Homework Help: Capacitor and resistor in parallel

1. Mar 23, 2009

bp_psy

1. The problem statement, all variables and given/known data
This is not an actual homework problem but this appears in a couple of more complicated problems that deal with RC circuits and Kirchhoff's laws.The connection consists of a capacitor in series with a resistor. My question is: will the capacitor be instantly charged when the circuit is closed or will it take a certain amount of time for it to charge?

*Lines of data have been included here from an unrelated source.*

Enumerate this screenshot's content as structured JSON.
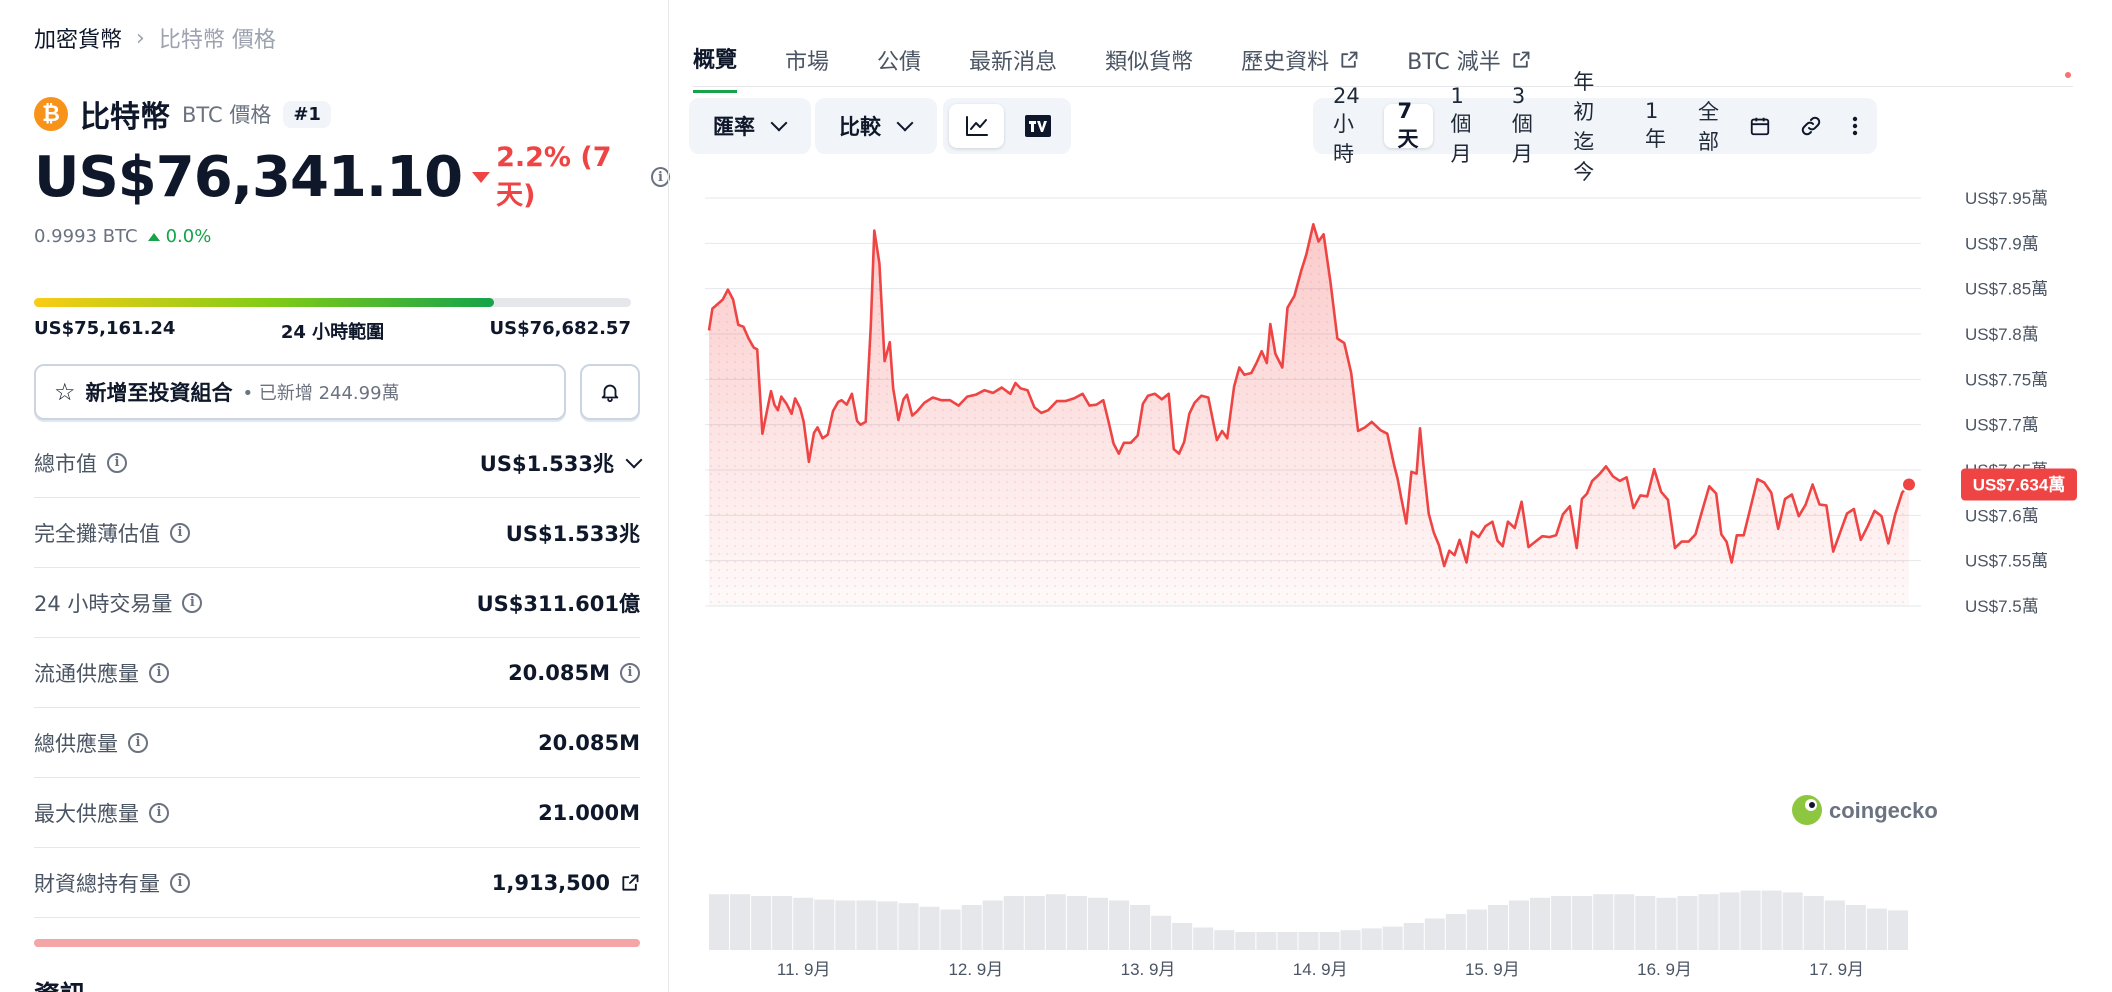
{
  "breadcrumb": {
    "root": "加密貨幣",
    "current": "比特幣 價格"
  },
  "coin": {
    "name": "比特幣",
    "symbol_label": "BTC 價格",
    "rank": "#1",
    "logo_glyph": "₿",
    "logo_color": "#f7931a"
  },
  "price": {
    "value": "US$76,341.10",
    "change": "2.2% (7天)",
    "change_color": "#ef4444"
  },
  "btc_price": {
    "value": "0.9993 BTC",
    "change": "0.0%",
    "change_color": "#16a34a"
  },
  "range_24h": {
    "low": "US$75,161.24",
    "label": "24 小時範圍",
    "high": "US$76,682.57",
    "position": 0.77
  },
  "portfolio": {
    "label": "新增至投資組合",
    "sub": "• 已新增 244.99萬"
  },
  "stats": [
    {
      "label": "總市值",
      "value": "US$1.533兆"
    },
    {
      "label": "完全攤薄估值",
      "value": "US$1.533兆"
    },
    {
      "label": "24 小時交易量",
      "value": "US$311.601億"
    },
    {
      "label": "流通供應量",
      "value": "20.085M"
    },
    {
      "label": "總供應量",
      "value": "20.085M"
    },
    {
      "label": "最大供應量",
      "value": "21.000M"
    },
    {
      "label": "財資總持有量",
      "value": "1,913,500"
    }
  ],
  "info_title": "資訊",
  "tabs": [
    {
      "label": "概覽",
      "active": true
    },
    {
      "label": "市場"
    },
    {
      "label": "公債"
    },
    {
      "label": "最新消息"
    },
    {
      "label": "類似貨幣"
    },
    {
      "label": "歷史資料",
      "external": true
    },
    {
      "label": "BTC 減半",
      "external": true
    }
  ],
  "controls": {
    "rate_label": "匯率",
    "compare_label": "比較",
    "chart_types": [
      "line-chart-icon",
      "tradingview-icon"
    ],
    "ranges": [
      "24小時",
      "7天",
      "1 個月",
      "3 個月",
      "年初迄今",
      "1年",
      "全部"
    ],
    "selected_range": "7天"
  },
  "chart_data": {
    "type": "area",
    "y_unit": "萬 USD",
    "ylim": [
      7.5,
      7.95
    ],
    "y_ticks": [
      "US$7.95萬",
      "US$7.9萬",
      "US$7.85萬",
      "US$7.8萬",
      "US$7.75萬",
      "US$7.7萬",
      "US$7.65萬",
      "US$7.6萬",
      "US$7.55萬",
      "US$7.5萬"
    ],
    "y_tick_values": [
      7.95,
      7.9,
      7.85,
      7.8,
      7.75,
      7.7,
      7.65,
      7.6,
      7.55,
      7.5
    ],
    "x_ticks": [
      "11. 9月",
      "12. 9月",
      "13. 9月",
      "14. 9月",
      "15. 9月",
      "16. 9月",
      "17. 9月"
    ],
    "x_tick_days": [
      11,
      12,
      13,
      14,
      15,
      16,
      17
    ],
    "x_range_days": [
      10.45,
      17.42
    ],
    "current_label": "US$7.634萬",
    "current_value": 7.634,
    "line_color": "#ef4444",
    "watermark": "coingecko",
    "series": [
      {
        "values": [
          [
            10.45,
            7.804
          ],
          [
            10.47,
            7.828
          ],
          [
            10.5,
            7.833
          ],
          [
            10.53,
            7.838
          ],
          [
            10.56,
            7.849
          ],
          [
            10.59,
            7.838
          ],
          [
            10.62,
            7.81
          ],
          [
            10.65,
            7.808
          ],
          [
            10.68,
            7.795
          ],
          [
            10.71,
            7.785
          ],
          [
            10.73,
            7.783
          ],
          [
            10.76,
            7.69
          ],
          [
            10.79,
            7.718
          ],
          [
            10.81,
            7.737
          ],
          [
            10.83,
            7.722
          ],
          [
            10.85,
            7.716
          ],
          [
            10.87,
            7.731
          ],
          [
            10.9,
            7.723
          ],
          [
            10.93,
            7.712
          ],
          [
            10.95,
            7.729
          ],
          [
            10.98,
            7.718
          ],
          [
            11.0,
            7.703
          ],
          [
            11.03,
            7.659
          ],
          [
            11.06,
            7.691
          ],
          [
            11.08,
            7.697
          ],
          [
            11.11,
            7.685
          ],
          [
            11.14,
            7.689
          ],
          [
            11.17,
            7.715
          ],
          [
            11.2,
            7.725
          ],
          [
            11.22,
            7.727
          ],
          [
            11.25,
            7.722
          ],
          [
            11.28,
            7.734
          ],
          [
            11.31,
            7.704
          ],
          [
            11.33,
            7.7
          ],
          [
            11.36,
            7.703
          ],
          [
            11.39,
            7.809
          ],
          [
            11.41,
            7.914
          ],
          [
            11.44,
            7.878
          ],
          [
            11.47,
            7.77
          ],
          [
            11.5,
            7.791
          ],
          [
            11.52,
            7.74
          ],
          [
            11.55,
            7.705
          ],
          [
            11.58,
            7.728
          ],
          [
            11.6,
            7.733
          ],
          [
            11.63,
            7.71
          ],
          [
            11.66,
            7.715
          ],
          [
            11.7,
            7.724
          ],
          [
            11.75,
            7.73
          ],
          [
            11.8,
            7.727
          ],
          [
            11.85,
            7.727
          ],
          [
            11.9,
            7.721
          ],
          [
            11.95,
            7.731
          ],
          [
            12.0,
            7.733
          ],
          [
            12.05,
            7.738
          ],
          [
            12.1,
            7.735
          ],
          [
            12.15,
            7.741
          ],
          [
            12.2,
            7.734
          ],
          [
            12.23,
            7.746
          ],
          [
            12.26,
            7.74
          ],
          [
            12.3,
            7.738
          ],
          [
            12.34,
            7.719
          ],
          [
            12.38,
            7.713
          ],
          [
            12.42,
            7.716
          ],
          [
            12.47,
            7.726
          ],
          [
            12.52,
            7.726
          ],
          [
            12.57,
            7.729
          ],
          [
            12.62,
            7.734
          ],
          [
            12.66,
            7.721
          ],
          [
            12.7,
            7.722
          ],
          [
            12.74,
            7.727
          ],
          [
            12.77,
            7.704
          ],
          [
            12.8,
            7.679
          ],
          [
            12.83,
            7.668
          ],
          [
            12.86,
            7.68
          ],
          [
            12.9,
            7.68
          ],
          [
            12.94,
            7.688
          ],
          [
            12.97,
            7.723
          ],
          [
            13.0,
            7.732
          ],
          [
            13.04,
            7.734
          ],
          [
            13.08,
            7.728
          ],
          [
            13.12,
            7.734
          ],
          [
            13.15,
            7.673
          ],
          [
            13.18,
            7.668
          ],
          [
            13.21,
            7.681
          ],
          [
            13.24,
            7.712
          ],
          [
            13.27,
            7.724
          ],
          [
            13.31,
            7.732
          ],
          [
            13.35,
            7.73
          ],
          [
            13.4,
            7.683
          ],
          [
            13.43,
            7.693
          ],
          [
            13.46,
            7.685
          ],
          [
            13.5,
            7.742
          ],
          [
            13.53,
            7.763
          ],
          [
            13.56,
            7.755
          ],
          [
            13.6,
            7.757
          ],
          [
            13.63,
            7.768
          ],
          [
            13.66,
            7.781
          ],
          [
            13.69,
            7.768
          ],
          [
            13.71,
            7.811
          ],
          [
            13.74,
            7.778
          ],
          [
            13.78,
            7.763
          ],
          [
            13.81,
            7.829
          ],
          [
            13.85,
            7.842
          ],
          [
            13.89,
            7.87
          ],
          [
            13.92,
            7.888
          ],
          [
            13.96,
            7.921
          ],
          [
            13.99,
            7.902
          ],
          [
            14.02,
            7.91
          ],
          [
            14.06,
            7.857
          ],
          [
            14.1,
            7.795
          ],
          [
            14.14,
            7.79
          ],
          [
            14.18,
            7.757
          ],
          [
            14.22,
            7.693
          ],
          [
            14.26,
            7.697
          ],
          [
            14.3,
            7.703
          ],
          [
            14.35,
            7.694
          ],
          [
            14.39,
            7.69
          ],
          [
            14.43,
            7.655
          ],
          [
            14.45,
            7.64
          ],
          [
            14.47,
            7.62
          ],
          [
            14.5,
            7.591
          ],
          [
            14.53,
            7.648
          ],
          [
            14.56,
            7.646
          ],
          [
            14.58,
            7.696
          ],
          [
            14.6,
            7.655
          ],
          [
            14.63,
            7.602
          ],
          [
            14.66,
            7.581
          ],
          [
            14.69,
            7.567
          ],
          [
            14.72,
            7.544
          ],
          [
            14.75,
            7.561
          ],
          [
            14.78,
            7.556
          ],
          [
            14.81,
            7.573
          ],
          [
            14.85,
            7.548
          ],
          [
            14.88,
            7.582
          ],
          [
            14.92,
            7.576
          ],
          [
            14.96,
            7.588
          ],
          [
            15.0,
            7.593
          ],
          [
            15.03,
            7.572
          ],
          [
            15.06,
            7.566
          ],
          [
            15.09,
            7.593
          ],
          [
            15.13,
            7.586
          ],
          [
            15.17,
            7.615
          ],
          [
            15.21,
            7.565
          ],
          [
            15.25,
            7.571
          ],
          [
            15.29,
            7.577
          ],
          [
            15.33,
            7.576
          ],
          [
            15.37,
            7.578
          ],
          [
            15.41,
            7.601
          ],
          [
            15.45,
            7.61
          ],
          [
            15.49,
            7.564
          ],
          [
            15.52,
            7.618
          ],
          [
            15.55,
            7.624
          ],
          [
            15.58,
            7.638
          ],
          [
            15.62,
            7.645
          ],
          [
            15.66,
            7.654
          ],
          [
            15.7,
            7.643
          ],
          [
            15.74,
            7.638
          ],
          [
            15.78,
            7.642
          ],
          [
            15.82,
            7.608
          ],
          [
            15.86,
            7.622
          ],
          [
            15.9,
            7.621
          ],
          [
            15.94,
            7.651
          ],
          [
            15.98,
            7.626
          ],
          [
            16.02,
            7.617
          ],
          [
            16.06,
            7.564
          ],
          [
            16.1,
            7.571
          ],
          [
            16.14,
            7.571
          ],
          [
            16.18,
            7.579
          ],
          [
            16.22,
            7.606
          ],
          [
            16.26,
            7.632
          ],
          [
            16.3,
            7.624
          ],
          [
            16.33,
            7.579
          ],
          [
            16.36,
            7.571
          ],
          [
            16.39,
            7.548
          ],
          [
            16.42,
            7.578
          ],
          [
            16.46,
            7.578
          ],
          [
            16.5,
            7.609
          ],
          [
            16.54,
            7.64
          ],
          [
            16.58,
            7.636
          ],
          [
            16.62,
            7.625
          ],
          [
            16.66,
            7.585
          ],
          [
            16.7,
            7.618
          ],
          [
            16.74,
            7.623
          ],
          [
            16.78,
            7.599
          ],
          [
            16.82,
            7.612
          ],
          [
            16.86,
            7.634
          ],
          [
            16.9,
            7.612
          ],
          [
            16.94,
            7.611
          ],
          [
            16.98,
            7.56
          ],
          [
            17.02,
            7.581
          ],
          [
            17.06,
            7.602
          ],
          [
            17.1,
            7.607
          ],
          [
            17.14,
            7.573
          ],
          [
            17.18,
            7.588
          ],
          [
            17.22,
            7.605
          ],
          [
            17.26,
            7.599
          ],
          [
            17.3,
            7.569
          ],
          [
            17.34,
            7.601
          ],
          [
            17.38,
            7.625
          ],
          [
            17.42,
            7.634
          ]
        ]
      }
    ],
    "volume_level": [
      0.62,
      0.62,
      0.6,
      0.6,
      0.58,
      0.56,
      0.55,
      0.55,
      0.54,
      0.52,
      0.48,
      0.45,
      0.5,
      0.55,
      0.6,
      0.6,
      0.62,
      0.6,
      0.58,
      0.55,
      0.5,
      0.38,
      0.3,
      0.25,
      0.22,
      0.2,
      0.2,
      0.2,
      0.2,
      0.2,
      0.22,
      0.24,
      0.26,
      0.3,
      0.35,
      0.4,
      0.45,
      0.5,
      0.55,
      0.58,
      0.6,
      0.6,
      0.62,
      0.62,
      0.6,
      0.58,
      0.6,
      0.62,
      0.64,
      0.66,
      0.66,
      0.64,
      0.6,
      0.55,
      0.5,
      0.46,
      0.44
    ]
  }
}
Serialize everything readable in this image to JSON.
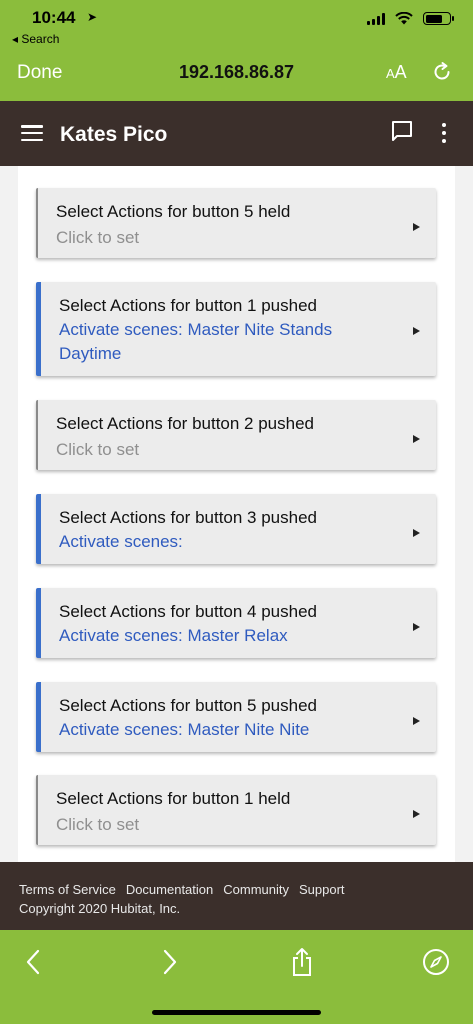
{
  "status_bar": {
    "time": "10:44",
    "back_app": "◂ Search"
  },
  "browser": {
    "done_label": "Done",
    "url": "192.168.86.87",
    "text_size_label": "AA"
  },
  "app_header": {
    "title": "Kates Pico"
  },
  "actions": [
    {
      "title": "Select Actions for button 5 held",
      "value": "Click to set",
      "state": "unset"
    },
    {
      "title": "Select Actions for button 1 pushed",
      "value": "Activate scenes: Master Nite Stands Daytime",
      "state": "set"
    },
    {
      "title": "Select Actions for button 2 pushed",
      "value": "Click to set",
      "state": "unset"
    },
    {
      "title": "Select Actions for button 3 pushed",
      "value": "Activate scenes:",
      "state": "set"
    },
    {
      "title": "Select Actions for button 4 pushed",
      "value": "Activate scenes: Master Relax",
      "state": "set"
    },
    {
      "title": "Select Actions for button 5 pushed",
      "value": "Activate scenes: Master Nite Nite",
      "state": "set"
    },
    {
      "title": "Select Actions for button 1 held",
      "value": "Click to set",
      "state": "unset"
    }
  ],
  "footer": {
    "links": [
      "Terms of Service",
      "Documentation",
      "Community",
      "Support"
    ],
    "copyright": "Copyright 2020 Hubitat, Inc."
  },
  "toolbar": {
    "buttons": [
      "back-icon",
      "forward-icon",
      "share-icon",
      "compass-icon"
    ]
  },
  "colors": {
    "browser_chrome": "#8bbd3c",
    "app_header": "#3b2f2b",
    "active_accent": "#3a6fcb",
    "set_value": "#2f5bbf",
    "unset_value": "#8f8f8f"
  }
}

Will it remain uncharged?

2. Relevant equations
https://www.physicsforums.com/attachment.php?attachmentid=18127&d=1237862861
C=Q/Vab
q=Q(1-e-t/RC)
i=Ie-t/RC

3. The attempt at a solution
From the equations and the fact once the circuit is closed the potential difference Vab will be IR=E I am lead to believe that the capacitor will be instantly charged but the instantly part does not seem right to me.I do not think it is possible for the capacitor to remain uncharged since the potential difference between a and b will surely induce a charge in the capacitor.

2. Mar 24, 2009

tiny-tim

Hi bp_psy !
No, the potential difference Vab will be iR, where i=Ie-t/RC

Kirchhoff's rules only apply to capacitors if you "invent" a "displacement current" flowing through the capacitor (equal and opposite to i) … see from the PF Library

Displacement current:

No current ever flows through a functioning capacitor.

But while a capacitor is charging or discharging (that is, neither at zero nor maximum charge), current is flowing round the circuit joining the plates externally, and so there would be a breach of Kirchhoff's first rule (current in = current out at any point) at each plate, if only ordinary current were used, since there is ordinary current in the circuit on one side of the plate, but not in the dielectric on the other side.

Accordingly, a displacement current is deemed to flow through the capacitor, restoring the validity of Kirchhoff's first rule:

$$I\ =\ C\frac{dV}{dt}$$

and this linear displacement current $I$ (which might better be called the flux current or free flux current) is the rate of change of the flux (field strength times area) of the electric displacement field $D$:

$$I\ =\ A\,\widehat{\bold{n}}\cdot\frac{\partial\bold{D}}{\partial t}\ =\ A\,\frac{\partial D}{\partial t}\ =\ C\frac{dV}{dt}$$

which appears in the Ampére-Maxwell law (one of Maxwell's equations in the free version):

$$\nabla\,\times\,\bold{H}\ =\ \bold{J}_f\ +\ \frac{\partial\bold{D}}{\partial t}$$

Note that the displacement alluded to in the displacement current across a capacitor is of free charge, and is non-local, since it alludes to charge being displaced from one plate to the other, which is a substantial distance compared with the local displacement of bound charge in, for example, the presence of a polarisation field.

Inverse exponential rate of charging:

A capacitor does not charge or discharge instantly.

When a steady voltage $V_1$ is first applied, through a circuit of resistance $R$, to a capacitor across which there is already a voltage $V_0$, both the charging current $I$ in the circuit and the voltage difference $V_1\,-\,V$ change exponentially, with a parameter $-1/CR$:

$$I(t) = \frac{V_1\,-\,V_0}{R}\,e^{-\frac{1}{CR}\,t}$$

$$V_1\ -\ V(t) = (V_1\,-\,V_0)\,e^{-\frac{1}{CR}\,t}$$

So the current becomes effectively zero, and the voltage across the capacitor becomes effectively $V_1$, after a time proportional to $CR$.